I took my coil out months ago. I wanted to leave things to chance. Something he doesn’t know.

Bill and I have been painting the living room, a stark shade of yellow. He was so sceptical, humming and hawing in the B&Q we’d driven two hours to get to. I had printed off all these articles about how yellow increased happiness, how it set off your serotonin receptors, how it had served in this or that film set, how it could soften your lighting, your heart. The first thing Bill did when we left B&Q with the heavy pots of paint was spit, groggily, onto the concrete. He’d had a particularly bad cold but wouldn’t admit it. A woman was passing into the store with her daughter in arm, and looked at both of us in disdain. Not that Bill noticed. He was distracted by the task at hand. His spit swirled with luminous green, on the surface of the car park. It had landed perfectly, ridiculously, on a blue bottle cap. It looked like the fucking Earth.

Sometimes I wish I could really look into what’s happening, what’s to come. I’d be a much better freelancer, I’d predict and inform and connect. The old woman in the cafe says there used to be whooper swans, smews and teal. She has this whole list of beautiful birds she reels from. I see her once a week, sipping her Earl Grey tea on Friday afternoons — the only day I allow myself the luxury of hiding out here instead of the damp cottage, reading. I read whatever’s on the shelf of the cafe, trashy romances and natural history; I never finish the book I pick up, never ask to take it away with me. Borrowing seems too committal. The old woman says the land is dying; sometimes she is more specific. She remarks on my tardiness, remembers the days when girls dressed smart. I find it remarkable she still refers to me as ‘girl’, hasn’t noticed the streaks of silver in my hair, increasing day by day. Of course she is immaculate, a figure lifted straight from a 1950s knitwear catalogue. 
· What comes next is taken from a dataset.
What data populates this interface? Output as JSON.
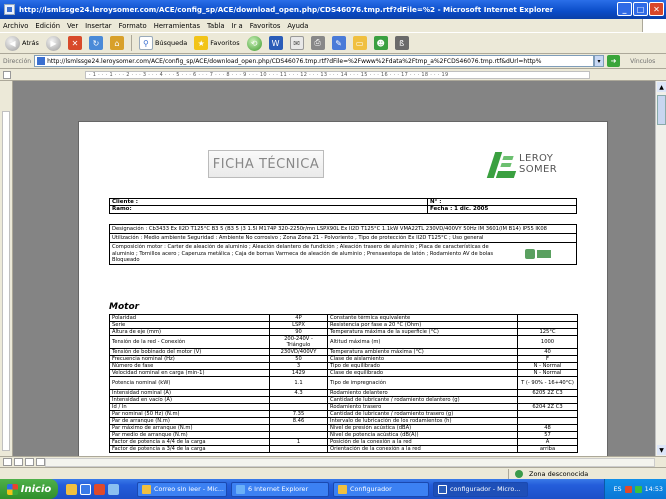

My blood still comes, out of the blue in the night like a miracle. I lay awake listening to  gushing rain.

The living room is finished, smelling fresh. I have drafted my piece about losing the birds, quoting Ms Earl Grey for good measure. Bill says I’ll struggle to find anywhere to send it. Nobody wants to hear about extinction, he says. Especially from someone so obviously immortal. He winks and I try to comprehend. Everyone is willing me into the present, but I can see the longview now and it is not bright, it is not yellow. The yellow won’t hide the cracks from the damp; the alkaline, unpleasant smell leaking out from the soil beneath us. The men in high-vis taking samples wear yellow. When I stand on the edge of the shore with hail in my eyes, their yellow mixes up with the yellow of boats and lights of distant harbours. When I look out to sea I don’t know what I’m seeing. The tide gets closer to the cottage each day. Soon there’ll be water at the door. 

Bill might find a solution, build a wall. I am not so sure he can solve this. He asks why my eyes are stung red and raw each night and I blame the weather. He runs his fingers along my spine and tastes the future inside me, bruises me like a fruit he can’t quite eat. In the morning I wake up and stare at the yellow, remembering.